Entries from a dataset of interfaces
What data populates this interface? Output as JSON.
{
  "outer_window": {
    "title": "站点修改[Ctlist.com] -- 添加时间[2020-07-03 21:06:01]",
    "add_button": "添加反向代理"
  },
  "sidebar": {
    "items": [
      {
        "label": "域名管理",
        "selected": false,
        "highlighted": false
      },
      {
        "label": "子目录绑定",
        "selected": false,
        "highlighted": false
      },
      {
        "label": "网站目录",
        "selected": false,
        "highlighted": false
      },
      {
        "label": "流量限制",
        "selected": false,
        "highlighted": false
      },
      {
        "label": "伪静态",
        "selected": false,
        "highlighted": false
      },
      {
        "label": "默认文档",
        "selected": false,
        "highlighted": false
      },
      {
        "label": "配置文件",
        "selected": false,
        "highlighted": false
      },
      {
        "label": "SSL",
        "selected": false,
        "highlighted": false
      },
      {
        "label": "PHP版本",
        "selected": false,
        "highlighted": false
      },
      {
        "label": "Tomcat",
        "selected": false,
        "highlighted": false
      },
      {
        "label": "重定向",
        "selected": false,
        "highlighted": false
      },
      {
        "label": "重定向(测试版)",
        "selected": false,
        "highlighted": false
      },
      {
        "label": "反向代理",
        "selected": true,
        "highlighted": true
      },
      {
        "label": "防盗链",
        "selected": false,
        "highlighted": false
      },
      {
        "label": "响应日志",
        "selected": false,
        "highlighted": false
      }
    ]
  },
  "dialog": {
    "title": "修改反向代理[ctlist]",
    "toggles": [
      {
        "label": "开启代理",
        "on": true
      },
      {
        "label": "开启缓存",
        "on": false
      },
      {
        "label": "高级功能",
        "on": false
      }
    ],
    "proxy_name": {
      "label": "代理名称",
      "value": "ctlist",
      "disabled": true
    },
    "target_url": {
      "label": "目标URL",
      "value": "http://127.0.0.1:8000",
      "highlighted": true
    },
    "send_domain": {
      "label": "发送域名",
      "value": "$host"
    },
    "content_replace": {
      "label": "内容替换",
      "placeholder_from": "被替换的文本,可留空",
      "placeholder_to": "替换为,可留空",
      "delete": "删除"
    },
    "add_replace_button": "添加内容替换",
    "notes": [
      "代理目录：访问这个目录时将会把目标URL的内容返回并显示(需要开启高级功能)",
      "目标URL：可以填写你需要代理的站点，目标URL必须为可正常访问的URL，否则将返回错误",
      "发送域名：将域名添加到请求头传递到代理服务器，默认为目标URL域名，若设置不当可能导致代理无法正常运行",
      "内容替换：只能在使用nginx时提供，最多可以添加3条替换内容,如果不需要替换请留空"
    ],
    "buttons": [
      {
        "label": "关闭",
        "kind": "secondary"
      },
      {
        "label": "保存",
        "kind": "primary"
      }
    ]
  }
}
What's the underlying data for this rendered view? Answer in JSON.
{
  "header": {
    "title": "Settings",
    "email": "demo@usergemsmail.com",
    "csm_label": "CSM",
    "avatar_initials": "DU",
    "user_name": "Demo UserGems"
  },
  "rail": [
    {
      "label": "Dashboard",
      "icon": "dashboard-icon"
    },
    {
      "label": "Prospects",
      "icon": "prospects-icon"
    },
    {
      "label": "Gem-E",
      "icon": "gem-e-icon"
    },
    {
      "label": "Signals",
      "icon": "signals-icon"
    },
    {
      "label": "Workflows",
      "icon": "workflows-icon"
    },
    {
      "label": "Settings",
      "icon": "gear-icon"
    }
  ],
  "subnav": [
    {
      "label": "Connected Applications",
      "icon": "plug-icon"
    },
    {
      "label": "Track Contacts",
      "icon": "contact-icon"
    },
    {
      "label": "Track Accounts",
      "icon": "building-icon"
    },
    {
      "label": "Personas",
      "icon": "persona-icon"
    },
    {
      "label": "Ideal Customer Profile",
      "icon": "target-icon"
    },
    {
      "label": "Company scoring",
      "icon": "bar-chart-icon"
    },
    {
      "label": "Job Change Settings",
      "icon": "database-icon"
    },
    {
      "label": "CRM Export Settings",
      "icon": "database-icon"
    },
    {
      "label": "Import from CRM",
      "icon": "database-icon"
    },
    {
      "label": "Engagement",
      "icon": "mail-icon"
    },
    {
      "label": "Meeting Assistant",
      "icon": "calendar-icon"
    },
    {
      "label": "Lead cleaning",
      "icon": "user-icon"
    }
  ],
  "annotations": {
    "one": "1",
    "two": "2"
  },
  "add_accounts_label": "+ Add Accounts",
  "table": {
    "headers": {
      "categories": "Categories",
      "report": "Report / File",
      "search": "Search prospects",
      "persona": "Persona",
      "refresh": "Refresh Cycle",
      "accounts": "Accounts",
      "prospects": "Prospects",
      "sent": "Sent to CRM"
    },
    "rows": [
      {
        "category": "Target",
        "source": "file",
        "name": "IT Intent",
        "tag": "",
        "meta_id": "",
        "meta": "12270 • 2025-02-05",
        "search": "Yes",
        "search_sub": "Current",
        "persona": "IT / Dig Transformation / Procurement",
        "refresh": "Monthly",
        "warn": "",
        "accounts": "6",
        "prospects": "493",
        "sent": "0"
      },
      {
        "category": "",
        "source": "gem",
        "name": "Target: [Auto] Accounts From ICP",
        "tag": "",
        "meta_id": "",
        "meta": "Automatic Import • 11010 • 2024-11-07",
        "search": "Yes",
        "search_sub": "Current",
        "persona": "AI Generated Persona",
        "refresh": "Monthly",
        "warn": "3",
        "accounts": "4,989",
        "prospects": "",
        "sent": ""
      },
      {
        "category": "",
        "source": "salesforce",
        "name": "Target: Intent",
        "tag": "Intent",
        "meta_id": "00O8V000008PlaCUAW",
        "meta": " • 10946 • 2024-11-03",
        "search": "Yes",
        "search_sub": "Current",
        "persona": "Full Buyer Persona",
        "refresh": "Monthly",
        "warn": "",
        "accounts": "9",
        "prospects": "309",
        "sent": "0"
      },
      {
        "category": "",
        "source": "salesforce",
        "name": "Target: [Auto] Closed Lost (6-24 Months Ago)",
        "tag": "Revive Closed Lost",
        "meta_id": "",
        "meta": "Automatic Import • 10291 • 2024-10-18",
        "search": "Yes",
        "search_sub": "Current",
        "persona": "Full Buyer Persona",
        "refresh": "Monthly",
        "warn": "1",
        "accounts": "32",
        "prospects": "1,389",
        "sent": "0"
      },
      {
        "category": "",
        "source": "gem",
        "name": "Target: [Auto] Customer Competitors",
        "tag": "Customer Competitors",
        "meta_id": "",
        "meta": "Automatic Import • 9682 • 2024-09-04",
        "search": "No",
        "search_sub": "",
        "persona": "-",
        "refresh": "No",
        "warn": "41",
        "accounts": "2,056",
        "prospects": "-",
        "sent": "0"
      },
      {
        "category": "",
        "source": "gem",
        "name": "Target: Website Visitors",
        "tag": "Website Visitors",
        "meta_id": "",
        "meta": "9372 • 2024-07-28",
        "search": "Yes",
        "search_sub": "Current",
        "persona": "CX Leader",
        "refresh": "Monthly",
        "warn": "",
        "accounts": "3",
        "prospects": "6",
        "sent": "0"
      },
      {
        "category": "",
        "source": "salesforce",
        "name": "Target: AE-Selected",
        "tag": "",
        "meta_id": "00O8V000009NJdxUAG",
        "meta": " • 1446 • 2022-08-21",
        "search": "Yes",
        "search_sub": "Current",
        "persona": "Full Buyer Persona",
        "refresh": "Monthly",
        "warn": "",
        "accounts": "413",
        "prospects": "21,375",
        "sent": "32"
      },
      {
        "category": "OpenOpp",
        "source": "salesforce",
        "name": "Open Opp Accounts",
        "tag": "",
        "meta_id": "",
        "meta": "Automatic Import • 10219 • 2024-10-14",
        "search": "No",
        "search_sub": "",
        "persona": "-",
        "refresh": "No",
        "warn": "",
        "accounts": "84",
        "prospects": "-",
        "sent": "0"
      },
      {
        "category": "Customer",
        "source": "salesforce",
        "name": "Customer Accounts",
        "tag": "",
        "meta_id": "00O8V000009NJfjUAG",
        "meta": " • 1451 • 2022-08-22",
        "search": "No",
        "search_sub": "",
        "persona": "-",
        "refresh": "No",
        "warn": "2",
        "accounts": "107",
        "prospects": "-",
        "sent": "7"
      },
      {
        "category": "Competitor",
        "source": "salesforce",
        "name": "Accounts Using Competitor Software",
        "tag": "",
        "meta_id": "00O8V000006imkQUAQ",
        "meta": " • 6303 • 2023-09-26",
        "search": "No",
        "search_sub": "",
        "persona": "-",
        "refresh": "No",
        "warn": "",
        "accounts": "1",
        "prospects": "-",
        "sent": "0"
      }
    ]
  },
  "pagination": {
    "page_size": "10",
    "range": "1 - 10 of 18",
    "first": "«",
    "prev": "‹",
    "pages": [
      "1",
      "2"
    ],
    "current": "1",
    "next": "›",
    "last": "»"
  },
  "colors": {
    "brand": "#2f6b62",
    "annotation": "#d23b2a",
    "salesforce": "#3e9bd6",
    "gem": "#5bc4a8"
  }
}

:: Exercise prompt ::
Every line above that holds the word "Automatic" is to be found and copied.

:: Response area ::
        "meta": "Automatic Import • 11010 • 2024-11-07",
        "meta": "Automatic Import • 10291 • 2024-10-18",
        "meta": "Automatic Import • 9682 • 2024-09-04",
        "meta": "Automatic Import • 10219 • 2024-10-14",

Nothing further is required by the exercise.